**Directions:** Among the records, which lines include "Geometry"? List them.

**Excerpted records:**

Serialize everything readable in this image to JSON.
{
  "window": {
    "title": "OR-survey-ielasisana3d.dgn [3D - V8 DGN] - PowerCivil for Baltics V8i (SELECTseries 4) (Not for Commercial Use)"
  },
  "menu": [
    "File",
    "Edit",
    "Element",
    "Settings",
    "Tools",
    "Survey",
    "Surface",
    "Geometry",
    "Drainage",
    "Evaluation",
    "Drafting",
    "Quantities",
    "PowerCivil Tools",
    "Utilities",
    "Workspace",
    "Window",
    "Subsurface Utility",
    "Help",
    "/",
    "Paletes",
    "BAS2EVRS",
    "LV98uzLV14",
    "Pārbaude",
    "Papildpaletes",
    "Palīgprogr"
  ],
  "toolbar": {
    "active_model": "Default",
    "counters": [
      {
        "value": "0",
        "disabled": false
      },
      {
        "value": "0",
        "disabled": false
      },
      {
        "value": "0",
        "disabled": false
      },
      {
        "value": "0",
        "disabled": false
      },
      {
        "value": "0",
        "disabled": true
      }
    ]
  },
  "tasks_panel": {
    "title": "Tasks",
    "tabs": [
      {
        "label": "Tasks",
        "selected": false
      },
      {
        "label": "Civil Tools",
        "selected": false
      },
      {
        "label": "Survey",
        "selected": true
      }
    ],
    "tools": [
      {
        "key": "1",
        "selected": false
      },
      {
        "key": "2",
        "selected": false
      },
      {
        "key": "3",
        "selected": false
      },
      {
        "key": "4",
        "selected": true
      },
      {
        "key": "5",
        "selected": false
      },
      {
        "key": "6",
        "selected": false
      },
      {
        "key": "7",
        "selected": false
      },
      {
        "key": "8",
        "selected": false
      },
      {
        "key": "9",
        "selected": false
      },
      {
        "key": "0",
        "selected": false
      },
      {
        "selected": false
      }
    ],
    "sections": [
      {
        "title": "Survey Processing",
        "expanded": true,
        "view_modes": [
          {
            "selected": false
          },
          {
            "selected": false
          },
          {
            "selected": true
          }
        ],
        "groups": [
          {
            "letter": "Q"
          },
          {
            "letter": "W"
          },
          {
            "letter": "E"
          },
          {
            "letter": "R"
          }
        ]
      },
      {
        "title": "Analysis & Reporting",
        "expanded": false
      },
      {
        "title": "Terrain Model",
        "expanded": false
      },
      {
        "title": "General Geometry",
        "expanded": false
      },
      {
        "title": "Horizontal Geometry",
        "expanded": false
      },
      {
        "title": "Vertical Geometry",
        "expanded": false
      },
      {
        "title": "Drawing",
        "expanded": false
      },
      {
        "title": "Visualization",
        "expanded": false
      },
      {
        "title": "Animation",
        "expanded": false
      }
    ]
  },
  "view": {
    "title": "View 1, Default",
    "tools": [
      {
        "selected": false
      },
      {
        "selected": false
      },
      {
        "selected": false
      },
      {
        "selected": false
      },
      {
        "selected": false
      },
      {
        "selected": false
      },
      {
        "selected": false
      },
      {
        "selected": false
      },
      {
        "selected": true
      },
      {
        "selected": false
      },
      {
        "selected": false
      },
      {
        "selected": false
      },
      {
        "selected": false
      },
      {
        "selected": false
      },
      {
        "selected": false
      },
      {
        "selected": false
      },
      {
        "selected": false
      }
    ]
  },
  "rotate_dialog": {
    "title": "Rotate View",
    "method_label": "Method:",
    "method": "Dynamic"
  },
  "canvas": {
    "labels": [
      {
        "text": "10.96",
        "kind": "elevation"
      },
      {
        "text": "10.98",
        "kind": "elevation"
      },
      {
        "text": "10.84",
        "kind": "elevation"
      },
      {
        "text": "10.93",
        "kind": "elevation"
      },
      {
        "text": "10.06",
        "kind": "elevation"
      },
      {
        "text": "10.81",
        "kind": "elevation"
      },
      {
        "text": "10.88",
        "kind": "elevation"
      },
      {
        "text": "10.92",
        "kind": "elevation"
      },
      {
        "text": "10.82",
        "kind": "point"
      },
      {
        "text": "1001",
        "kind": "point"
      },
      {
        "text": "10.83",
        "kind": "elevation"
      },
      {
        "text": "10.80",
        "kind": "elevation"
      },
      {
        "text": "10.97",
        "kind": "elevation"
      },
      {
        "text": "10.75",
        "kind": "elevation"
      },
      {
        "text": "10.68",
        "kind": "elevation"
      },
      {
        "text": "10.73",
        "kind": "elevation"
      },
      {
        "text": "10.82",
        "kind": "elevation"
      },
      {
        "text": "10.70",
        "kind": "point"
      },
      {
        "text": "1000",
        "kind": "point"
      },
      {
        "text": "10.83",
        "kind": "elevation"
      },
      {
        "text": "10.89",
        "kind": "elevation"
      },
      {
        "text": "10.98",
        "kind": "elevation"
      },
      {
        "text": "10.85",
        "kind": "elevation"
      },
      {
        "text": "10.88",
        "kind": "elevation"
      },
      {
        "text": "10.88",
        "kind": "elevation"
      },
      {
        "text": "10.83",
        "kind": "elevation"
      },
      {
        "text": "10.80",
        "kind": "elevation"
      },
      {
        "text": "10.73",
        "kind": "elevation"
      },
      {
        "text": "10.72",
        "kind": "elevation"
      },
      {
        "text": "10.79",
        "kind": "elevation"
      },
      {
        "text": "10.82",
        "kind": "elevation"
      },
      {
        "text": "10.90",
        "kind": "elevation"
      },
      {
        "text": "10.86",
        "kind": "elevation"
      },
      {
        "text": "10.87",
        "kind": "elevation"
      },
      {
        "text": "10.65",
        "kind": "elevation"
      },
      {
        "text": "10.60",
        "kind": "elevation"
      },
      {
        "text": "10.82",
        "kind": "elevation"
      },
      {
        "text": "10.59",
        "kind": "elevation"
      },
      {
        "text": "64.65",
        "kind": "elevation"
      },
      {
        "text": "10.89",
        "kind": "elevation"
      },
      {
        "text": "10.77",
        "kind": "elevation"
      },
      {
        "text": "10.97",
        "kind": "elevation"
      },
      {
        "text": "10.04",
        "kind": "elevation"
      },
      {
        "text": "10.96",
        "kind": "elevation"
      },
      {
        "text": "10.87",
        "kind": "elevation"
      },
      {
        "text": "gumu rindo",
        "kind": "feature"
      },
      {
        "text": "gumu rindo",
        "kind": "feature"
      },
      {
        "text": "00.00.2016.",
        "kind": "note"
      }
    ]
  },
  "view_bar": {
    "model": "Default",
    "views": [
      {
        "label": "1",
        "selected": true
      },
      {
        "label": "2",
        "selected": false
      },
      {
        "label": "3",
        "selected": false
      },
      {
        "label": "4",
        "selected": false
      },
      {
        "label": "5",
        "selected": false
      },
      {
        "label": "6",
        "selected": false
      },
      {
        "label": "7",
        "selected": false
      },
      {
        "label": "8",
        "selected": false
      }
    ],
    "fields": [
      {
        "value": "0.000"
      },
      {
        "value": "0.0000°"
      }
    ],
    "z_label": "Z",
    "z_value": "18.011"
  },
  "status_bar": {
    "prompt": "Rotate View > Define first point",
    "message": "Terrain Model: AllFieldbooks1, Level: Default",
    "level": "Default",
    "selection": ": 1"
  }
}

**Solution to this exercise:**
    "Geometry",
        "title": "General Geometry",
        "title": "Horizontal Geometry",
        "title": "Vertical Geometry",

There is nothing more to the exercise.